Testosterone Shows Promise As Multiple Sclerosis Treatment
Exploratory trial suggests it has neuroprotective effect in men
MONDAY, May 14 (HealthDay News) -- Men with relapsing-remitting multiple sclerosis may benefit from treatment with testosterone, according to the results of a small study published in the May issue of the Archives of Neurology.
Nancy L. Sicotte, M.D., of the David Geffen School of Medicine at University of California Los Angeles, and colleagues conducted a study of 10 men with relapsing-remitting multiple sclerosis who received no treatment for the first six months of the trial (control), and were then treated for 12 months with a 10-g daily dose of gel containing 100 mg of testosterone.
After a year of treatment, there was an improvement in the men's cognitive performance and a slowing of brain atrophy.

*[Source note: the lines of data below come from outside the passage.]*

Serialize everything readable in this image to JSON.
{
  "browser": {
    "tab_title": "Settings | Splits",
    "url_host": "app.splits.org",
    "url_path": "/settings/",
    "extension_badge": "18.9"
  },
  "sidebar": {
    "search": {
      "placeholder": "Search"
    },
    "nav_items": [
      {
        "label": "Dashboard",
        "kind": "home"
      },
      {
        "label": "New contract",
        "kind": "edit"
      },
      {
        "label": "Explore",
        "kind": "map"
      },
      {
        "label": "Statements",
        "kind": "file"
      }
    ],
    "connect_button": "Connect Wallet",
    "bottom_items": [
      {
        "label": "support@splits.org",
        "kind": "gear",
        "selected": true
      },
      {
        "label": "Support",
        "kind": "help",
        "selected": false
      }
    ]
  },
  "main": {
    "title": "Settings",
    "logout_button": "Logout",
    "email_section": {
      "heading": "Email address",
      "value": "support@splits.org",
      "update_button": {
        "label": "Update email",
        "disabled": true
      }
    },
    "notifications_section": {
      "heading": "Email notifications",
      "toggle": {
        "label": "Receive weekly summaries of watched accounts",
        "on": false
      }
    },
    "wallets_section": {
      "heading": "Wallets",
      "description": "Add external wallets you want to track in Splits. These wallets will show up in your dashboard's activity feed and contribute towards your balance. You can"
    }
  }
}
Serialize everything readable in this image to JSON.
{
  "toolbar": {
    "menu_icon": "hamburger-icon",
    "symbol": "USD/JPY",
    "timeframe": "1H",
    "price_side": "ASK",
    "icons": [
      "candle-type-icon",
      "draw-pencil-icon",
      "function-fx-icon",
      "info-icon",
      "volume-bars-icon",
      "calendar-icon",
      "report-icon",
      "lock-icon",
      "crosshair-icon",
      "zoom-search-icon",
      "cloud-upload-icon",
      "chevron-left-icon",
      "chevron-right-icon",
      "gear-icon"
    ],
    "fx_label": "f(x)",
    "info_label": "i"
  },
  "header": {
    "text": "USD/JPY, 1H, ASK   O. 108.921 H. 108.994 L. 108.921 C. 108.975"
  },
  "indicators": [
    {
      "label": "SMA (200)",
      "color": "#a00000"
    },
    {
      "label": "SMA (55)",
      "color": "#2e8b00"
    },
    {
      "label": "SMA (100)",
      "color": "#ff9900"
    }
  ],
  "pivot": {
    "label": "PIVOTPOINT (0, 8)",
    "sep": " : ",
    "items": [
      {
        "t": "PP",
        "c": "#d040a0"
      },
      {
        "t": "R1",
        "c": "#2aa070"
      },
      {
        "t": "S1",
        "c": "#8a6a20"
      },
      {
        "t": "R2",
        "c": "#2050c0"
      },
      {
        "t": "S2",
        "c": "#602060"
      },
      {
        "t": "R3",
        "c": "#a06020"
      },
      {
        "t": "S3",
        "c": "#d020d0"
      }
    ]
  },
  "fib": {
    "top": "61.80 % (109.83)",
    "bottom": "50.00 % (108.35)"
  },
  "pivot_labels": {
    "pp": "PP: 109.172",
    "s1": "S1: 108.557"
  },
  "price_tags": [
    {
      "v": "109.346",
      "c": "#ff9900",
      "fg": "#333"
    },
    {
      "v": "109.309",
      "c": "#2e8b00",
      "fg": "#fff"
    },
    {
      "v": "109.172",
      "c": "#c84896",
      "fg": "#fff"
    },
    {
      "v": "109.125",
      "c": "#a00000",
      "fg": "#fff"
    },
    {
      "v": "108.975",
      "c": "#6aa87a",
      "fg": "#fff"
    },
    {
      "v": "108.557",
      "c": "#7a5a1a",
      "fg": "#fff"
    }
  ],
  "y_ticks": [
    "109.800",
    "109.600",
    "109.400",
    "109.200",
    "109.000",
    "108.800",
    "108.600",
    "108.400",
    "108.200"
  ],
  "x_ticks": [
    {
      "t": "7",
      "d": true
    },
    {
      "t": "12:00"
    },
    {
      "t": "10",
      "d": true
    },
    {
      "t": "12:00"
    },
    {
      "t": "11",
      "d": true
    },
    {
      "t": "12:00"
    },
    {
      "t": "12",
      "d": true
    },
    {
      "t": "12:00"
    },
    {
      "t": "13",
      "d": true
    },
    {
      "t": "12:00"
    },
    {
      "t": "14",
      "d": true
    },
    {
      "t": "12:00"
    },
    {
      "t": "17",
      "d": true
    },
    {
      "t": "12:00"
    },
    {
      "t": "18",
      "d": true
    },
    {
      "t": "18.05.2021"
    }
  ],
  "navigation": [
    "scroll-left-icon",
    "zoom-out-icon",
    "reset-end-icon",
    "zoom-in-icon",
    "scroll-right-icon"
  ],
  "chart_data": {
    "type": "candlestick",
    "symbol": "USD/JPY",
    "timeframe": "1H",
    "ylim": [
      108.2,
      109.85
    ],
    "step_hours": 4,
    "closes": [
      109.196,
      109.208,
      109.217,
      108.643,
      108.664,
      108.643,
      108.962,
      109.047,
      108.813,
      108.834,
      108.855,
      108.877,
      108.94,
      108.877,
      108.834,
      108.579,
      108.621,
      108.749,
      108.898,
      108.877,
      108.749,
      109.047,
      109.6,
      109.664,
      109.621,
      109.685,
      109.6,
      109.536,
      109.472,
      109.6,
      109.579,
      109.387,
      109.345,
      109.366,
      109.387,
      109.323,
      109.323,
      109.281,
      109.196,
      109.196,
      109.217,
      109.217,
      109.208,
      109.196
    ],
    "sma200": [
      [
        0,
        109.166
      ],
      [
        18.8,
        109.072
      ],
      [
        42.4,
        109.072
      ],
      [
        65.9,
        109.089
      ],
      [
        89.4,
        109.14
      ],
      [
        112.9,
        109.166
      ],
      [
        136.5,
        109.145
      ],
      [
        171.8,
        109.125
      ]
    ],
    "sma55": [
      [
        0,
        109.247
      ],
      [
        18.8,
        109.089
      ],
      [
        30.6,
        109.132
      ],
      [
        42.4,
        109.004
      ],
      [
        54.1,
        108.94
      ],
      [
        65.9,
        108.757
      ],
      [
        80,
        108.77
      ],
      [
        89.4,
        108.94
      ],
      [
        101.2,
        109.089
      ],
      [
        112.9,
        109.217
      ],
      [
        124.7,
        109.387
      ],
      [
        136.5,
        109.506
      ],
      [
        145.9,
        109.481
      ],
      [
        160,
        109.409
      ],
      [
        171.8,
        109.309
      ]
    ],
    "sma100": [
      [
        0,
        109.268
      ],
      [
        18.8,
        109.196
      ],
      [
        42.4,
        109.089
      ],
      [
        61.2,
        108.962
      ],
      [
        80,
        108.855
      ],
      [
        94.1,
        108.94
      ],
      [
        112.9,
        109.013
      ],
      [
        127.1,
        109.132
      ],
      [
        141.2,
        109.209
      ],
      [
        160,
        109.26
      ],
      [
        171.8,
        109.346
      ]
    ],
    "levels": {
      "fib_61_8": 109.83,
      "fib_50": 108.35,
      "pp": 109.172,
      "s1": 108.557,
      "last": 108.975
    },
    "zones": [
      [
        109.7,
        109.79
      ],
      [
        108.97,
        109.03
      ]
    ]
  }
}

Gadolinium-enhancing lesion number and volumes were unaffected by the treatment, and there was an increase in lean body mass.
Although the authors acknowledge that the small sample size means the findings must be treated with caution, and may not apply to patients with more aggressive multiple sclerosis, they recommend further investigation.
"Overall, in this first trial of testosterone treatment in men with relapsing-remitting multiple sclerosis, the treatment was shown to be safe and well-tolerated, and led to increases in lean body mass. In addition, exploratory findings suggest a possible neuroprotective effect of testosterone treatment in men," the authors conclude.